(Listed records)

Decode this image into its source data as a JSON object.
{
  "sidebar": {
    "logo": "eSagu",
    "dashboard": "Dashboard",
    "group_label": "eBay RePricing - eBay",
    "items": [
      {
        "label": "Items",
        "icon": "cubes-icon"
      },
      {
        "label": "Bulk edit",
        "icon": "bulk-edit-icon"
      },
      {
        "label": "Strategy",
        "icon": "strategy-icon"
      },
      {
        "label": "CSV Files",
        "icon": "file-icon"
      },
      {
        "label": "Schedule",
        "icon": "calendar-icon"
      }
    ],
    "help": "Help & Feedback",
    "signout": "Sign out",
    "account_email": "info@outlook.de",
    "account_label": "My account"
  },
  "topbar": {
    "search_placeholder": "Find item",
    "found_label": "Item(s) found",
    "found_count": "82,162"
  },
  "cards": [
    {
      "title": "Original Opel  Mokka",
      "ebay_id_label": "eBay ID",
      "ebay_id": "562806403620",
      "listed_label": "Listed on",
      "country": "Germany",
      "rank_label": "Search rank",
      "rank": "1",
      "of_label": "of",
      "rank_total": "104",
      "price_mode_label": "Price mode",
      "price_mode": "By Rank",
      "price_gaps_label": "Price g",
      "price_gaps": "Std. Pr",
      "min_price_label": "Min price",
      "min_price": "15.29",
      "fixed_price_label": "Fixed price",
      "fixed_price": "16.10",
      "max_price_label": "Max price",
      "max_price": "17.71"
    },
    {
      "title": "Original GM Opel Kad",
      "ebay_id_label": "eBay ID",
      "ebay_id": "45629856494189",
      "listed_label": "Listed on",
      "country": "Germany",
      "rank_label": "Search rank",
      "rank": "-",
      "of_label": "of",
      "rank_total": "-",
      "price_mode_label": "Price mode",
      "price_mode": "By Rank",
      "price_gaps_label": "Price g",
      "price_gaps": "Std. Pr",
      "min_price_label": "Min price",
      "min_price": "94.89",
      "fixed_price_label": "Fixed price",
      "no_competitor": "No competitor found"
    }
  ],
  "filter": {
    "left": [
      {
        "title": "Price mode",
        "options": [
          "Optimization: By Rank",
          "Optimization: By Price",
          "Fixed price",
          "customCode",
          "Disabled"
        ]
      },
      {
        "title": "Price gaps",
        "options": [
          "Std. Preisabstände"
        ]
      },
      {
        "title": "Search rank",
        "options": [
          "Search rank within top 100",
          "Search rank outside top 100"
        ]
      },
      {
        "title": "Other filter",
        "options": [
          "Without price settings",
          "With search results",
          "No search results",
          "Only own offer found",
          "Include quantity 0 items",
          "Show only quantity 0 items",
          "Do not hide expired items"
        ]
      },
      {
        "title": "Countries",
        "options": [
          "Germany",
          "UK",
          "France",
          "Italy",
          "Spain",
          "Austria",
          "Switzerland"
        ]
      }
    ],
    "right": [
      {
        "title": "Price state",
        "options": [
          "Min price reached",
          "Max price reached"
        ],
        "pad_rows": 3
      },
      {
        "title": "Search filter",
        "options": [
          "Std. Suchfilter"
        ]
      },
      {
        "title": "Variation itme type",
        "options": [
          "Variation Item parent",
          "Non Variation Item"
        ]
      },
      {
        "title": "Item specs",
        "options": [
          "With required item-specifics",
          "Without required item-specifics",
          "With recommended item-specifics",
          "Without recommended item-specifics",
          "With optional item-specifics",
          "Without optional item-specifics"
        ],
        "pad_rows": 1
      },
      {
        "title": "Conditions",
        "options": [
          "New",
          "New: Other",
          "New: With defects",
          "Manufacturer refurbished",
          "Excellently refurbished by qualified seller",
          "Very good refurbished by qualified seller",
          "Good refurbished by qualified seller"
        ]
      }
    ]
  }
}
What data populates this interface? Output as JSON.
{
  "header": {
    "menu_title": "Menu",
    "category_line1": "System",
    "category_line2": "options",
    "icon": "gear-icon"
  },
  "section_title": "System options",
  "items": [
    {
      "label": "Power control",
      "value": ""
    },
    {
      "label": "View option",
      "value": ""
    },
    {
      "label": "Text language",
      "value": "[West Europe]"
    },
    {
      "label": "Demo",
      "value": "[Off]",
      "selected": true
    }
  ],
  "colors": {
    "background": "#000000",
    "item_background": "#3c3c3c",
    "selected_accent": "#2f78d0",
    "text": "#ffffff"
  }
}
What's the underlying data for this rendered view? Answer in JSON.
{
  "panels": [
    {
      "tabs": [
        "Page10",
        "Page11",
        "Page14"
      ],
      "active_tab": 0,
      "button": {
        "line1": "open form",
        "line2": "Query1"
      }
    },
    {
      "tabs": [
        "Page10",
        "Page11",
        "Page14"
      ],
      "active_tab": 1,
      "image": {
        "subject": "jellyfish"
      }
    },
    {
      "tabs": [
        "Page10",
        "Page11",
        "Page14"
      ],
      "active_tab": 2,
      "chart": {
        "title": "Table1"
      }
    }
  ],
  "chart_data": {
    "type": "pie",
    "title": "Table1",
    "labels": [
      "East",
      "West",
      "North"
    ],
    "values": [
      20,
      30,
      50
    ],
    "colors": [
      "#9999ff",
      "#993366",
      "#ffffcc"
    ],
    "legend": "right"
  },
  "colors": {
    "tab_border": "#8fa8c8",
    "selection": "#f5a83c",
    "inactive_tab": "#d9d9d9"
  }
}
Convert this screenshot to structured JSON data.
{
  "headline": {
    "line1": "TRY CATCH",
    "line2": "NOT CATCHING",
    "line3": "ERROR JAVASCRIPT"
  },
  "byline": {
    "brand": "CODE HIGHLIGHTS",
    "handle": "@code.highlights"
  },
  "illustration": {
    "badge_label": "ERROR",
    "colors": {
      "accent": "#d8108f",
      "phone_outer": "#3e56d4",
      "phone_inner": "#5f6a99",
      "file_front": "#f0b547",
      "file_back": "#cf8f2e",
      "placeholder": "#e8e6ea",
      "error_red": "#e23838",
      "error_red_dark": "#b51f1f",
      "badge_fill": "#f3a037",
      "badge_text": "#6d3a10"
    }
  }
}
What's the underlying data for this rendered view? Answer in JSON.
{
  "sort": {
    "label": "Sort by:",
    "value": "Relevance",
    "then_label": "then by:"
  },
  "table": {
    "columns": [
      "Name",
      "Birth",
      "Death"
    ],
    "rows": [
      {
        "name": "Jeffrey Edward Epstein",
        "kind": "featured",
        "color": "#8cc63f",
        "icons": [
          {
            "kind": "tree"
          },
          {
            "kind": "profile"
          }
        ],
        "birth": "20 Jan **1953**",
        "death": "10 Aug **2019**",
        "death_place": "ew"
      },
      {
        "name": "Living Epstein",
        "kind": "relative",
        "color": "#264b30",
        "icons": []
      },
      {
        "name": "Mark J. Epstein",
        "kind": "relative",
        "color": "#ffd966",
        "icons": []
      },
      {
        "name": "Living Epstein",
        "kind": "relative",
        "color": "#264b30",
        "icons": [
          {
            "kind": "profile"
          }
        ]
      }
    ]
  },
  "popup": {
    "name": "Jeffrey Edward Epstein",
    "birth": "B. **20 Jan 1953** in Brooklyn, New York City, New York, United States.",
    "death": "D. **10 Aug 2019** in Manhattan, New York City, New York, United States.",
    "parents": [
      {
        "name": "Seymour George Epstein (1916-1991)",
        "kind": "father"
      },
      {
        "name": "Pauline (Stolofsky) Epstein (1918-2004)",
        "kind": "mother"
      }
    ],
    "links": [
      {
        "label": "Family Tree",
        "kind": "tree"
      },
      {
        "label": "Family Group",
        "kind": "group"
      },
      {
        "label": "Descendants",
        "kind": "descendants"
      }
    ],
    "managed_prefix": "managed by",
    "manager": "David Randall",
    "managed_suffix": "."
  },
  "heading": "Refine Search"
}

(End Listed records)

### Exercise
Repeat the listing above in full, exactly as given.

### Task output
Decode this image into its source data as a JSON object.
{
  "sidebar": {
    "logo": "eSagu",
    "dashboard": "Dashboard",
    "group_label": "eBay RePricing - eBay",
    "items": [
      {
        "label": "Items",
        "icon": "cubes-icon"
      },
      {
        "label": "Bulk edit",
        "icon": "bulk-edit-icon"
      },
      {
        "label": "Strategy",
        "icon": "strategy-icon"
      },
      {
        "label": "CSV Files",
        "icon": "file-icon"
      },
      {
        "label": "Schedule",
        "icon": "calendar-icon"
      }
    ],
    "help": "Help & Feedback",
    "signout": "Sign out",
    "account_email": "info@outlook.de",
    "account_label": "My account"
  },
  "topbar": {
    "search_placeholder": "Find item",
    "found_label": "Item(s) found",
    "found_count": "82,162"
  },
  "cards": [
    {
      "title": "Original Opel  Mokka",
      "ebay_id_label": "eBay ID",
      "ebay_id": "562806403620",
      "listed_label": "Listed on",
      "country": "Germany",
      "rank_label": "Search rank",
      "rank": "1",
      "of_label": "of",
      "rank_total": "104",
      "price_mode_label": "Price mode",
      "price_mode": "By Rank",
      "price_gaps_label": "Price g",
      "price_gaps": "Std. Pr",
      "min_price_label": "Min price",
      "min_price": "15.29",
      "fixed_price_label": "Fixed price",
      "fixed_price": "16.10",
      "max_price_label": "Max price",
      "max_price": "17.71"
    },
    {
      "title": "Original GM Opel Kad",
      "ebay_id_label": "eBay ID",
      "ebay_id": "45629856494189",
      "listed_label": "Listed on",
      "country": "Germany",
      "rank_label": "Search rank",
      "rank": "-",
      "of_label": "of",
      "rank_total": "-",
      "price_mode_label": "Price mode",
      "price_mode": "By Rank",
      "price_gaps_label": "Price g",
      "price_gaps": "Std. Pr",
      "min_price_label": "Min price",
      "min_price": "94.89",
      "fixed_price_label": "Fixed price",
      "no_competitor": "No competitor found"
    }
  ],
  "filter": {
    "left": [
      {
        "title": "Price mode",
        "options": [
          "Optimization: By Rank",
          "Optimization: By Price",
          "Fixed price",
          "customCode",
          "Disabled"
        ]
      },
      {
        "title": "Price gaps",
        "options": [
          "Std. Preisabstände"
        ]
      },
      {
        "title": "Search rank",
        "options": [
          "Search rank within top 100",
          "Search rank outside top 100"
        ]
      },
      {
        "title": "Other filter",
        "options": [
          "Without price settings",
          "With search results",
          "No search results",
          "Only own offer found",
          "Include quantity 0 items",
          "Show only quantity 0 items",
          "Do not hide expired items"
        ]
      },
      {
        "title": "Countries",
        "options": [
          "Germany",
          "UK",
          "France",
          "Italy",
          "Spain",
          "Austria",
          "Switzerland"
        ]
      }
    ],
    "right": [
      {
        "title": "Price state",
        "options": [
          "Min price reached",
          "Max price reached"
        ],
        "pad_rows": 3
      },
      {
        "title": "Search filter",
        "options": [
          "Std. Suchfilter"
        ]
      },
      {
        "title": "Variation itme type",
        "options": [
          "Variation Item parent",
          "Non Variation Item"
        ]
      },
      {
        "title": "Item specs",
        "options": [
          "With required item-specifics",
          "Without required item-specifics",
          "With recommended item-specifics",
          "Without recommended item-specifics",
          "With optional item-specifics",
          "Without optional item-specifics"
        ],
        "pad_rows": 1
      },
      {
        "title": "Conditions",
        "options": [
          "New",
          "New: Other",
          "New: With defects",
          "Manufacturer refurbished",
          "Excellently refurbished by qualified seller",
          "Very good refurbished by qualified seller",
          "Good refurbished by qualified seller"
        ]
      }
    ]
  }
}
What data populates this interface? Output as JSON.
{
  "header": {
    "menu_title": "Menu",
    "category_line1": "System",
    "category_line2": "options",
    "icon": "gear-icon"
  },
  "section_title": "System options",
  "items": [
    {
      "label": "Power control",
      "value": ""
    },
    {
      "label": "View option",
      "value": ""
    },
    {
      "label": "Text language",
      "value": "[West Europe]"
    },
    {
      "label": "Demo",
      "value": "[Off]",
      "selected": true
    }
  ],
  "colors": {
    "background": "#000000",
    "item_background": "#3c3c3c",
    "selected_accent": "#2f78d0",
    "text": "#ffffff"
  }
}
What's the underlying data for this rendered view? Answer in JSON.
{
  "panels": [
    {
      "tabs": [
        "Page10",
        "Page11",
        "Page14"
      ],
      "active_tab": 0,
      "button": {
        "line1": "open form",
        "line2": "Query1"
      }
    },
    {
      "tabs": [
        "Page10",
        "Page11",
        "Page14"
      ],
      "active_tab": 1,
      "image": {
        "subject": "jellyfish"
      }
    },
    {
      "tabs": [
        "Page10",
        "Page11",
        "Page14"
      ],
      "active_tab": 2,
      "chart": {
        "title": "Table1"
      }
    }
  ],
  "chart_data": {
    "type": "pie",
    "title": "Table1",
    "labels": [
      "East",
      "West",
      "North"
    ],
    "values": [
      20,
      30,
      50
    ],
    "colors": [
      "#9999ff",
      "#993366",
      "#ffffcc"
    ],
    "legend": "right"
  },
  "colors": {
    "tab_border": "#8fa8c8",
    "selection": "#f5a83c",
    "inactive_tab": "#d9d9d9"
  }
}
Convert this screenshot to structured JSON data.
{
  "headline": {
    "line1": "TRY CATCH",
    "line2": "NOT CATCHING",
    "line3": "ERROR JAVASCRIPT"
  },
  "byline": {
    "brand": "CODE HIGHLIGHTS",
    "handle": "@code.highlights"
  },
  "illustration": {
    "badge_label": "ERROR",
    "colors": {
      "accent": "#d8108f",
      "phone_outer": "#3e56d4",
      "phone_inner": "#5f6a99",
      "file_front": "#f0b547",
      "file_back": "#cf8f2e",
      "placeholder": "#e8e6ea",
      "error_red": "#e23838",
      "error_red_dark": "#b51f1f",
      "badge_fill": "#f3a037",
      "badge_text": "#6d3a10"
    }
  }
}
What's the underlying data for this rendered view? Answer in JSON.
{
  "sort": {
    "label": "Sort by:",
    "value": "Relevance",
    "then_label": "then by:"
  },
  "table": {
    "columns": [
      "Name",
      "Birth",
      "Death"
    ],
    "rows": [
      {
        "name": "Jeffrey Edward Epstein",
        "kind": "featured",
        "color": "#8cc63f",
        "icons": [
          {
            "kind": "tree"
          },
          {
            "kind": "profile"
          }
        ],
        "birth": "20 Jan **1953**",
        "death": "10 Aug **2019**",
        "death_place": "ew"
      },
      {
        "name": "Living Epstein",
        "kind": "relative",
        "color": "#264b30",
        "icons": []
      },
      {
        "name": "Mark J. Epstein",
        "kind": "relative",
        "color": "#ffd966",
        "icons": []
      },
      {
        "name": "Living Epstein",
        "kind": "relative",
        "color": "#264b30",
        "icons": [
          {
            "kind": "profile"
          }
        ]
      }
    ]
  },
  "popup": {
    "name": "Jeffrey Edward Epstein",
    "birth": "B. **20 Jan 1953** in Brooklyn, New York City, New York, United States.",
    "death": "D. **10 Aug 2019** in Manhattan, New York City, New York, United States.",
    "parents": [
      {
        "name": "Seymour George Epstein (1916-1991)",
        "kind": "father"
      },
      {
        "name": "Pauline (Stolofsky) Epstein (1918-2004)",
        "kind": "mother"
      }
    ],
    "links": [
      {
        "label": "Family Tree",
        "kind": "tree"
      },
      {
        "label": "Family Group",
        "kind": "group"
      },
      {
        "label": "Descendants",
        "kind": "descendants"
      }
    ],
    "managed_prefix": "managed by",
    "manager": "David Randall",
    "managed_suffix": "."
  },
  "heading": "Refine Search"
}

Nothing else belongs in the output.